Women pay a very high price for being heard. Many women, including Mary Beard, have been the targets of misogynistic abuse via social media. Such hateful and hostile reactions are frequently directed at women who challenge men’s power and authority and they are liable to be written off as nasty, greedy, selfish and domineering.  Misogyny and abuse are corrosive of women’s participation in public life, but this is something entirely different, it is about demeaning, trivialising, even threatening, it is an enforced silencing of women.

But the more I have looked at the threats and insults that women have received, the more they seem to fit into the old patterns that I have talking about. For a start it doesn’t matter what line you take as a woman, if you venture into traditional male territory, the abuse comes anyway. It is not what you say that prompts it, it is simply the fact that you are saying it.

Mary Beard

Medusa has been used for centuries to criticize powerful women. In Western culture, strong women have historically been imagined as threats that need to be controlled and, for centuries, Medusa, a symbol of seduction and power, feminist and castration threat, has been used to criticise and demonize female authority. It is no surprise then, that Medusa has cropped up repeatedly to depict influential female figures as the mythological snake-haired monster.  A few minutes on google search shows that it is a trend, to photoshop women in power as Medusas. Nancy Pelosi, Angela Merkel, Teresa May, Hillary Clinton, all are presented with snaky hair.

At the end of the 19th Susan B. Anthony identified the lack of women on newspapers,

“If the men own the paper- that is, if the men control the management of the paper- then the women who write for these papers must echo the sentiment of these men. And if they do not do that, their heads are cut off.”

Susan B. Anthony

But this is the 21st century. We have been silenced for too long. Not anymore.


[1] In it, King had argued that as a federal prosecutor, Sessions had used his power to “chill the free exercise of the vote by black citizens.” McConnell stood by his accusation that Warren had violated Rule 19, a rarely evoked chamber regulation that prohibits senators from insulting each other on the Senate floor. “She was warned. She was given an explanation.

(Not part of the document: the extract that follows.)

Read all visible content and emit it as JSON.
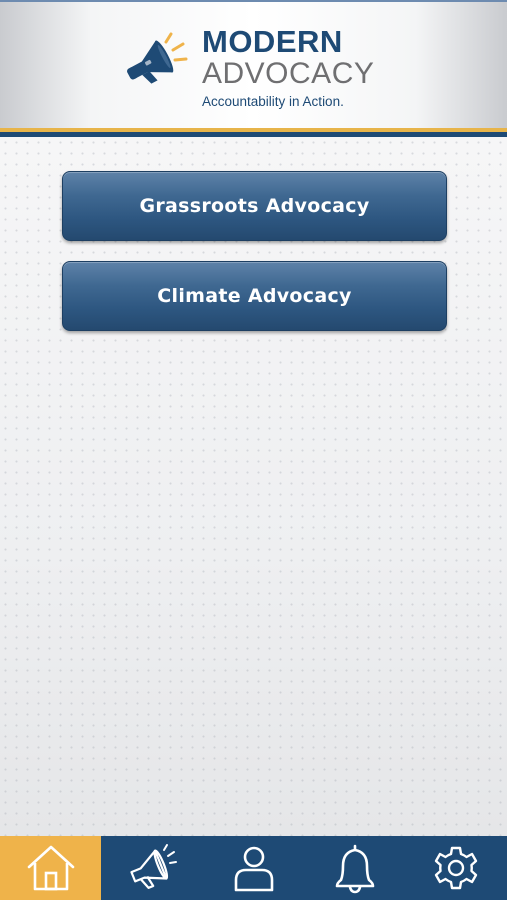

Nevertheless, she persisted.” #ShePersisted immediately a battle cry and a hashtag used by liberals and feminists to support Elizabeth Warren.

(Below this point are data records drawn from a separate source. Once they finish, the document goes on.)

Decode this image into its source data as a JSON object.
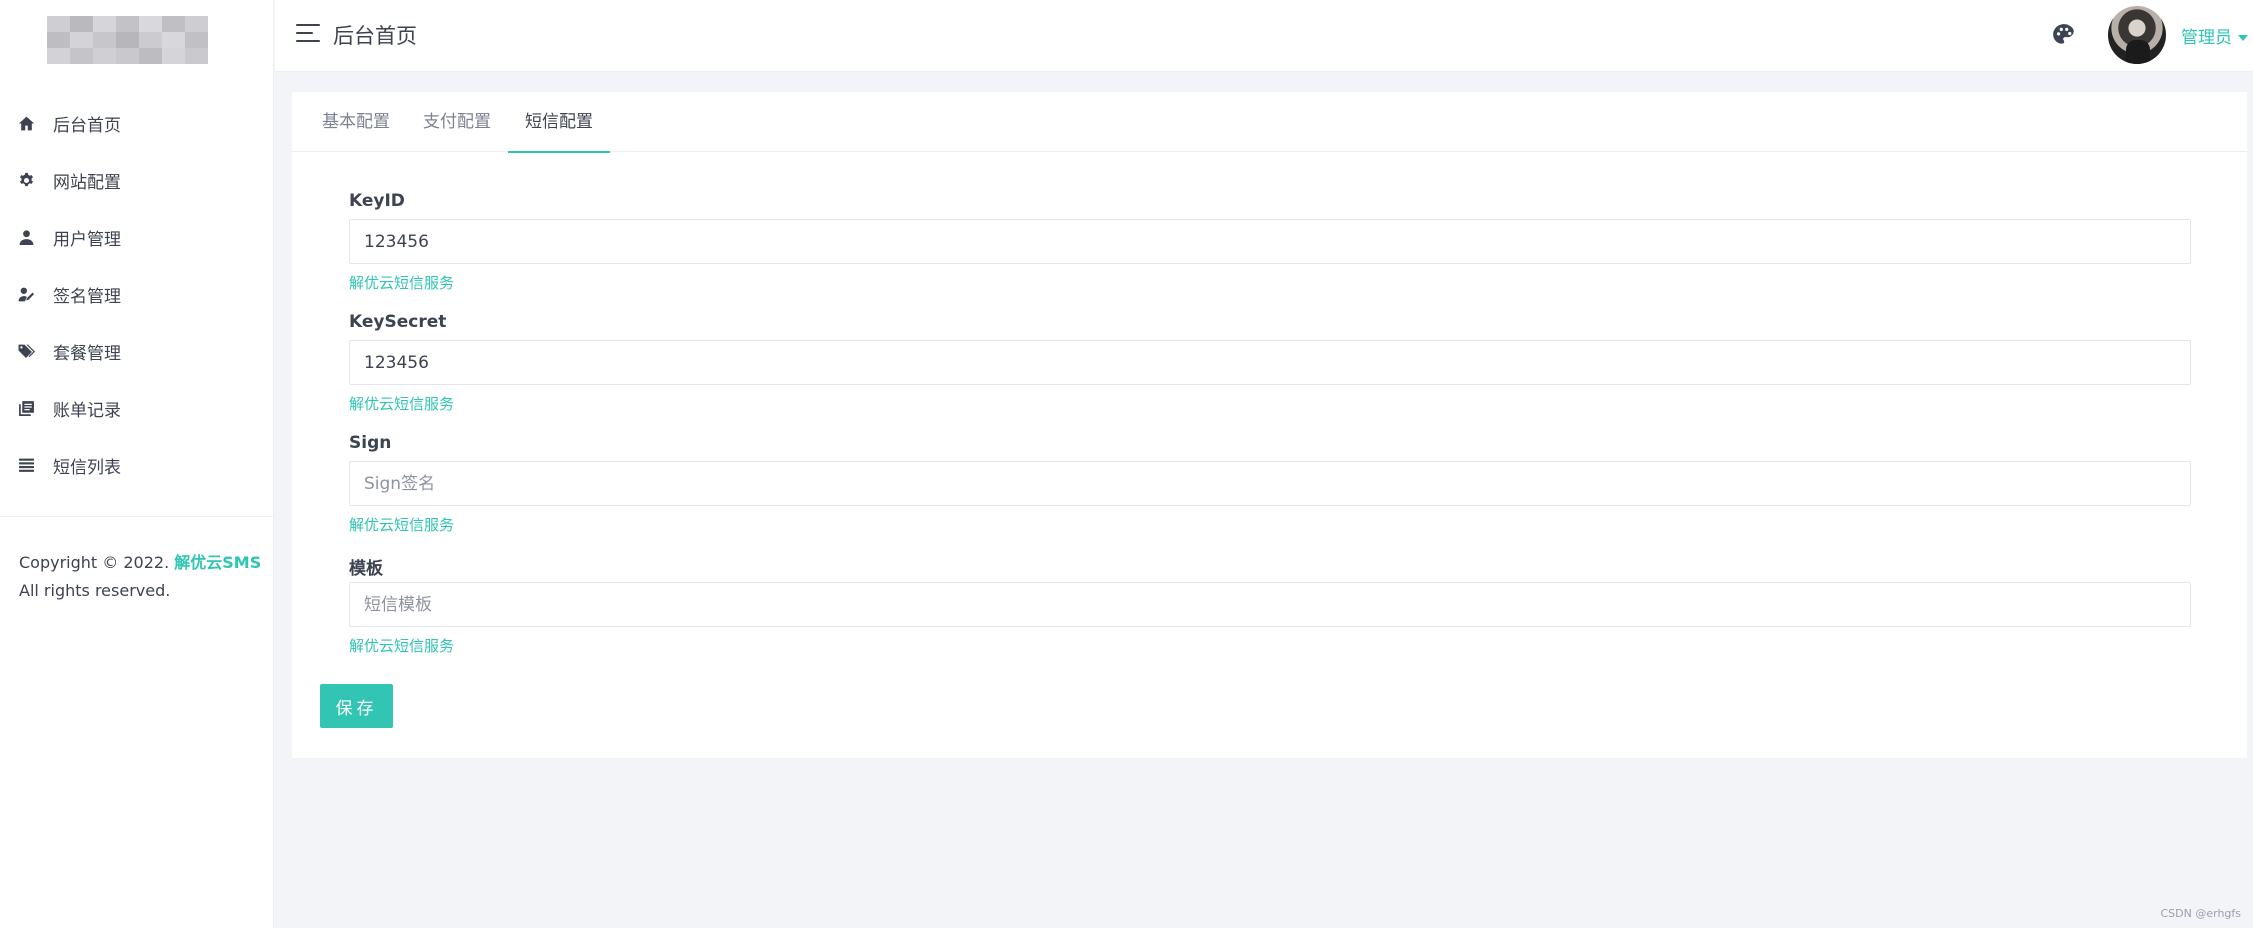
{
  "sidebar": {
    "items": [
      {
        "label": "后台首页",
        "icon": "home-icon"
      },
      {
        "label": "网站配置",
        "icon": "gear-icon"
      },
      {
        "label": "用户管理",
        "icon": "user-icon"
      },
      {
        "label": "签名管理",
        "icon": "signature-icon"
      },
      {
        "label": "套餐管理",
        "icon": "tags-icon"
      },
      {
        "label": "账单记录",
        "icon": "bill-icon"
      },
      {
        "label": "短信列表",
        "icon": "list-icon"
      }
    ],
    "copyright_prefix": "Copyright © 2022.",
    "copyright_link": "解优云SMS",
    "copyright_suffix": "All rights reserved."
  },
  "header": {
    "title": "后台首页",
    "user_name": "管理员"
  },
  "tabs": [
    {
      "label": "基本配置"
    },
    {
      "label": "支付配置"
    },
    {
      "label": "短信配置",
      "active": true
    }
  ],
  "form": {
    "fields": [
      {
        "label": "KeyID",
        "value": "123456",
        "placeholder": "",
        "help": "解优云短信服务"
      },
      {
        "label": "KeySecret",
        "value": "123456",
        "placeholder": "",
        "help": "解优云短信服务"
      },
      {
        "label": "Sign",
        "value": "",
        "placeholder": "Sign签名",
        "help": "解优云短信服务"
      },
      {
        "label": "模板",
        "value": "",
        "placeholder": "短信模板",
        "help": "解优云短信服务"
      }
    ],
    "save_label": "保存"
  },
  "watermark": "CSDN @erhgfs",
  "colors": {
    "accent": "#2fc5b3",
    "background": "#f3f4f8",
    "text": "#3d4350"
  }
}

[2] New Mexico Sen. Tom Udall, Ohio Sen. Sherrod Brown and Oregon Sen. Jeff Merkley